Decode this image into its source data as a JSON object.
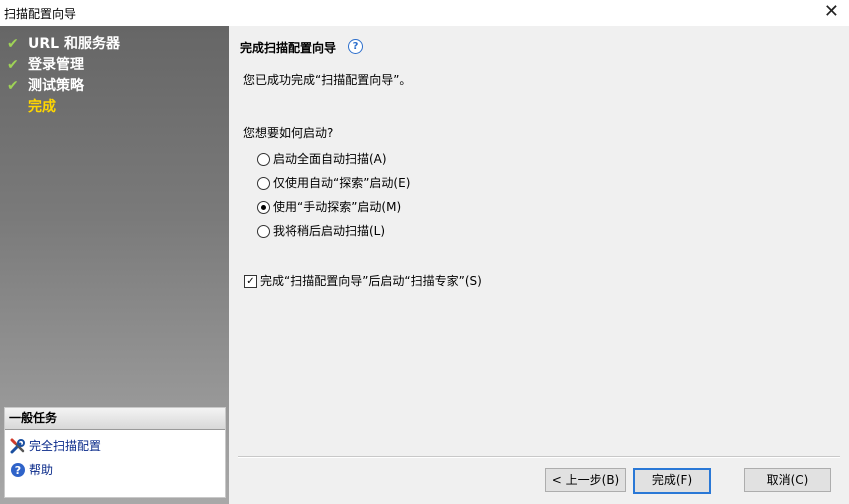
{
  "window": {
    "title": "扫描配置向导",
    "close_glyph": "✕"
  },
  "sidebar": {
    "steps": [
      {
        "label": "URL 和服务器",
        "done": true
      },
      {
        "label": "登录管理",
        "done": true
      },
      {
        "label": "测试策略",
        "done": true
      },
      {
        "label": "完成",
        "done": false,
        "current": true
      }
    ],
    "tasks": {
      "title": "一般任务",
      "items": [
        {
          "label": "完全扫描配置",
          "icon": "tools-icon"
        },
        {
          "label": "帮助",
          "icon": "help-icon"
        }
      ]
    }
  },
  "main": {
    "heading": "完成扫描配置向导",
    "help_glyph": "?",
    "message": "您已成功完成“扫描配置向导”。",
    "question": "您想要如何启动?",
    "options": [
      {
        "label": "启动全面自动扫描(A)",
        "selected": false
      },
      {
        "label": "仅使用自动“探索”启动(E)",
        "selected": false
      },
      {
        "label": "使用“手动探索”启动(M)",
        "selected": true
      },
      {
        "label": "我将稍后启动扫描(L)",
        "selected": false
      }
    ],
    "checkbox": {
      "label": "完成“扫描配置向导”后启动“扫描专家”(S)",
      "checked": true,
      "check_glyph": "✓"
    }
  },
  "buttons": {
    "back": "< 上一步(B)",
    "finish": "完成(F)",
    "cancel": "取消(C)"
  },
  "colors": {
    "current_step": "#ffd700",
    "check": "#9fd356",
    "link": "#0a2a8a",
    "default_button_border": "#2a78d6"
  }
}
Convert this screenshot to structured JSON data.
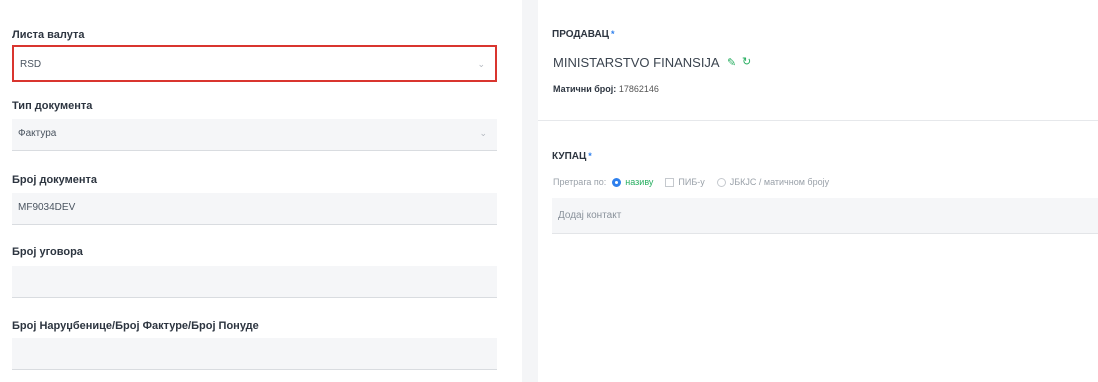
{
  "form": {
    "currency": {
      "label": "Листа валута",
      "value": "RSD"
    },
    "doc_type": {
      "label": "Тип документа",
      "value": "Фактура"
    },
    "doc_number": {
      "label": "Број документа",
      "value": "MF9034DEV"
    },
    "contract_number": {
      "label": "Број уговора",
      "value": ""
    },
    "order_number": {
      "label": "Број Наруџбенице/Број Фактуре/Број Понуде",
      "value": ""
    }
  },
  "seller": {
    "title": "ПРОДАВАЦ",
    "required_mark": "*",
    "name": "MINISTARSTVO FINANSIJA",
    "id_label": "Матични број:",
    "id_value": "17862146"
  },
  "buyer": {
    "title": "КУПАЦ",
    "required_mark": "*",
    "search_label": "Претрага по:",
    "options": [
      "називу",
      "ПИБ-у",
      "ЈБКЈС / матичном броју"
    ],
    "contact_placeholder": "Додај контакт"
  },
  "colors": {
    "active_border": "#d9352f",
    "accent_green": "#27ae60",
    "accent_blue": "#2f80ed"
  },
  "icons": {
    "edit": "pencil-icon",
    "refresh": "refresh-icon",
    "dropdown": "chevron-down-icon"
  }
}
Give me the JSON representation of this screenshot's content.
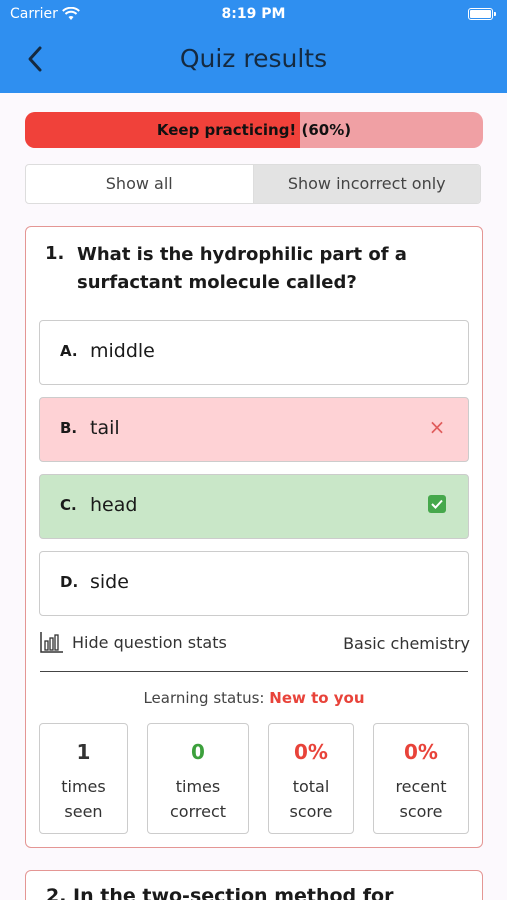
{
  "status_bar": {
    "carrier": "Carrier",
    "time": "8:19 PM"
  },
  "nav": {
    "title": "Quiz results"
  },
  "progress": {
    "label": "Keep practicing! (60%)",
    "percent": 60,
    "fill_color": "#f0413a"
  },
  "filter": {
    "show_all": "Show all",
    "show_incorrect": "Show incorrect only",
    "selected": "Show incorrect only"
  },
  "question": {
    "number": "1.",
    "text": "What is the hydrophilic part of a surfactant molecule called?",
    "options": [
      {
        "letter": "A.",
        "text": "middle",
        "state": "neutral"
      },
      {
        "letter": "B.",
        "text": "tail",
        "state": "incorrect"
      },
      {
        "letter": "C.",
        "text": "head",
        "state": "correct"
      },
      {
        "letter": "D.",
        "text": "side",
        "state": "neutral"
      }
    ],
    "hide_stats_label": "Hide question stats",
    "topic": "Basic chemistry",
    "learning_status_label": "Learning status:",
    "learning_status_value": "New to you",
    "stats": [
      {
        "value": "1",
        "label_line1": "times",
        "label_line2": "seen"
      },
      {
        "value": "0",
        "label_line1": "times",
        "label_line2": "correct"
      },
      {
        "value": "0%",
        "label_line1": "total",
        "label_line2": "score"
      },
      {
        "value": "0%",
        "label_line1": "recent",
        "label_line2": "score"
      }
    ]
  },
  "next_question": {
    "text": "2.   In the two-section method for"
  }
}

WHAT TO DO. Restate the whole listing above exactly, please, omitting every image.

EXERCISE OUTPUT.
Decode this image into its source data as a JSON object.
{
  "window": {
    "title": "扫描配置向导",
    "close_glyph": "✕"
  },
  "sidebar": {
    "steps": [
      {
        "label": "URL 和服务器",
        "done": true
      },
      {
        "label": "登录管理",
        "done": true
      },
      {
        "label": "测试策略",
        "done": true
      },
      {
        "label": "完成",
        "done": false,
        "current": true
      }
    ],
    "tasks": {
      "title": "一般任务",
      "items": [
        {
          "label": "完全扫描配置",
          "icon": "tools-icon"
        },
        {
          "label": "帮助",
          "icon": "help-icon"
        }
      ]
    }
  },
  "main": {
    "heading": "完成扫描配置向导",
    "help_glyph": "?",
    "message": "您已成功完成“扫描配置向导”。",
    "question": "您想要如何启动?",
    "options": [
      {
        "label": "启动全面自动扫描(A)",
        "selected": false
      },
      {
        "label": "仅使用自动“探索”启动(E)",
        "selected": false
      },
      {
        "label": "使用“手动探索”启动(M)",
        "selected": true
      },
      {
        "label": "我将稍后启动扫描(L)",
        "selected": false
      }
    ],
    "checkbox": {
      "label": "完成“扫描配置向导”后启动“扫描专家”(S)",
      "checked": true,
      "check_glyph": "✓"
    }
  },
  "buttons": {
    "back": "< 上一步(B)",
    "finish": "完成(F)",
    "cancel": "取消(C)"
  },
  "colors": {
    "current_step": "#ffd700",
    "check": "#9fd356",
    "link": "#0a2a8a",
    "default_button_border": "#2a78d6"
  }
}
Convert this screenshot to structured JSON data.
{
  "form": {
    "currency": {
      "label": "Листа валута",
      "value": "RSD"
    },
    "doc_type": {
      "label": "Тип документа",
      "value": "Фактура"
    },
    "doc_number": {
      "label": "Број документа",
      "value": "MF9034DEV"
    },
    "contract_number": {
      "label": "Број уговора",
      "value": ""
    },
    "order_number": {
      "label": "Број Наруџбенице/Број Фактуре/Број Понуде",
      "value": ""
    }
  },
  "seller": {
    "title": "ПРОДАВАЦ",
    "required_mark": "*",
    "name": "MINISTARSTVO FINANSIJA",
    "id_label": "Матични број:",
    "id_value": "17862146"
  },
  "buyer": {
    "title": "КУПАЦ",
    "required_mark": "*",
    "search_label": "Претрага по:",
    "options": [
      "називу",
      "ПИБ-у",
      "ЈБКЈС / матичном броју"
    ],
    "contact_placeholder": "Додај контакт"
  },
  "colors": {
    "active_border": "#d9352f",
    "accent_green": "#27ae60",
    "accent_blue": "#2f80ed"
  },
  "icons": {
    "edit": "pencil-icon",
    "refresh": "refresh-icon",
    "dropdown": "chevron-down-icon"
  }
}
Give me the JSON representation of this screenshot's content.
{
  "status_bar": {
    "carrier": "Carrier",
    "time": "8:19 PM"
  },
  "nav": {
    "title": "Quiz results"
  },
  "progress": {
    "label": "Keep practicing! (60%)",
    "percent": 60,
    "fill_color": "#f0413a"
  },
  "filter": {
    "show_all": "Show all",
    "show_incorrect": "Show incorrect only",
    "selected": "Show incorrect only"
  },
  "question": {
    "number": "1.",
    "text": "What is the hydrophilic part of a surfactant molecule called?",
    "options": [
      {
        "letter": "A.",
        "text": "middle",
        "state": "neutral"
      },
      {
        "letter": "B.",
        "text": "tail",
        "state": "incorrect"
      },
      {
        "letter": "C.",
        "text": "head",
        "state": "correct"
      },
      {
        "letter": "D.",
        "text": "side",
        "state": "neutral"
      }
    ],
    "hide_stats_label": "Hide question stats",
    "topic": "Basic chemistry",
    "learning_status_label": "Learning status:",
    "learning_status_value": "New to you",
    "stats": [
      {
        "value": "1",
        "label_line1": "times",
        "label_line2": "seen"
      },
      {
        "value": "0",
        "label_line1": "times",
        "label_line2": "correct"
      },
      {
        "value": "0%",
        "label_line1": "total",
        "label_line2": "score"
      },
      {
        "value": "0%",
        "label_line1": "recent",
        "label_line2": "score"
      }
    ]
  },
  "next_question": {
    "text": "2.   In the two-section method for"
  }
}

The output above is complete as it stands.